What you have to do: When the string "title" occurs in a line of the listing below, return that line.

━━━ Data in this exercise ━━━

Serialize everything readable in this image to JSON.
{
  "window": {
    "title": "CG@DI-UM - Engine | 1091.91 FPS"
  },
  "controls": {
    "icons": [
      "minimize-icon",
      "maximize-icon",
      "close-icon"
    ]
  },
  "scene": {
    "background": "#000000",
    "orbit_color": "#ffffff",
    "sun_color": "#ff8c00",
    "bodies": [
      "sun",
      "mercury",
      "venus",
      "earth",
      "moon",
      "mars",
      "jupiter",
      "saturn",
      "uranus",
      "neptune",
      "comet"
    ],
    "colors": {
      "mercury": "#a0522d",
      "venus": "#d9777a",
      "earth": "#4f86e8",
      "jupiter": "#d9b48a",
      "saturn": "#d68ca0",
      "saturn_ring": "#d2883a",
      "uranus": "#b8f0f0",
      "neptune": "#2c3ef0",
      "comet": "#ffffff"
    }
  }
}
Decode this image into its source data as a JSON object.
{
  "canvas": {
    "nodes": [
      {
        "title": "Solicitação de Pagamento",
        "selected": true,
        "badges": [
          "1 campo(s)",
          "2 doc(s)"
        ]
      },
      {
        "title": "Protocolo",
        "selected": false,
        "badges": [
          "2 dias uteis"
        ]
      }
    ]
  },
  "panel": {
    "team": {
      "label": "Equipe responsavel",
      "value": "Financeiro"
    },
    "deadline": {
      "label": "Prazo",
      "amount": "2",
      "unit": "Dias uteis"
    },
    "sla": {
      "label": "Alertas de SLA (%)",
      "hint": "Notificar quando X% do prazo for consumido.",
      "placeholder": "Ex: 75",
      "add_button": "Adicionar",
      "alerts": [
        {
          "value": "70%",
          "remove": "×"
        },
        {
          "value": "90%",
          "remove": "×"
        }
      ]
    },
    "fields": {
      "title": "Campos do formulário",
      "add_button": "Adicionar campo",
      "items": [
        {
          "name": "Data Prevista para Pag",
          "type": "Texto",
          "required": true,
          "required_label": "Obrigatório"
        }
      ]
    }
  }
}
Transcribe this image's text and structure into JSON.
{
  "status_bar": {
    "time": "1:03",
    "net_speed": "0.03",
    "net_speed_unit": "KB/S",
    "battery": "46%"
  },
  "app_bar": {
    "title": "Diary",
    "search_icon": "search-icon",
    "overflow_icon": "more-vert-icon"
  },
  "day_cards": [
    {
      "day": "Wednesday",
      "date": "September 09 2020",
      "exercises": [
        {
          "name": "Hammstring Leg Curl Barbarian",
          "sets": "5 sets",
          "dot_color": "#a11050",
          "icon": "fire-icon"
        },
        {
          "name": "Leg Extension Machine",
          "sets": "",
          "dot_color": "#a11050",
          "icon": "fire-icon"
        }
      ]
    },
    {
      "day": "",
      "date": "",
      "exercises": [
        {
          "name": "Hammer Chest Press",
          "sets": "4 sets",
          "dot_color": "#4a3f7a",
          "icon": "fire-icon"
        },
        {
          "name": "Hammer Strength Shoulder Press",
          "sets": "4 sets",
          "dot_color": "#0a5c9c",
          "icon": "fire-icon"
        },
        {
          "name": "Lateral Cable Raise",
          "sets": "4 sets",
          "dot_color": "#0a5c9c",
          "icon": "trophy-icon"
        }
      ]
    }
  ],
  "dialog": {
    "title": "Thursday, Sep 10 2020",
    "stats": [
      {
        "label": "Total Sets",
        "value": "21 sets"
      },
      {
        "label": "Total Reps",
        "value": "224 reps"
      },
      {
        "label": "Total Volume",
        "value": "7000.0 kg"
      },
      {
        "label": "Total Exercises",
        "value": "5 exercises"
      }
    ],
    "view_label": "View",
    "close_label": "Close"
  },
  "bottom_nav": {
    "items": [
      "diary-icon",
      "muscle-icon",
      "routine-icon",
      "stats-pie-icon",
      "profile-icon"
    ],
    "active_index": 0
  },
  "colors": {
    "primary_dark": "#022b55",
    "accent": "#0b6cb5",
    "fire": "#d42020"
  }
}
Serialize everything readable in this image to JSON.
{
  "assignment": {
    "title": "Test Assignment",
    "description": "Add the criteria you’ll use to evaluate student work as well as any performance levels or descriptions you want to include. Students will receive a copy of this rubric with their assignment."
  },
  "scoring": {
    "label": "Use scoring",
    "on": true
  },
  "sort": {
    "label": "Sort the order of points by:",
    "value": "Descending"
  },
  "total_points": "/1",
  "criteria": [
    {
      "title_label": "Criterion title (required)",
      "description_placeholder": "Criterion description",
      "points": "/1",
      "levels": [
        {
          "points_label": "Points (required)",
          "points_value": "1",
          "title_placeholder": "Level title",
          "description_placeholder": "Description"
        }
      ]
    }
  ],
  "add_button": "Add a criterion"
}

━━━

Solution to this task:
    "title": "CG@DI-UM - Engine | 1091.91 FPS"
        "title": "Solicitação de Pagamento",
        "title": "Protocolo",
      "title": "Campos do formulário",
    "title": "Diary",
    "title": "Thursday, Sep 10 2020",
    "title": "Test Assignment",
      "title_label": "Criterion title (required)",
          "title_placeholder": "Level title",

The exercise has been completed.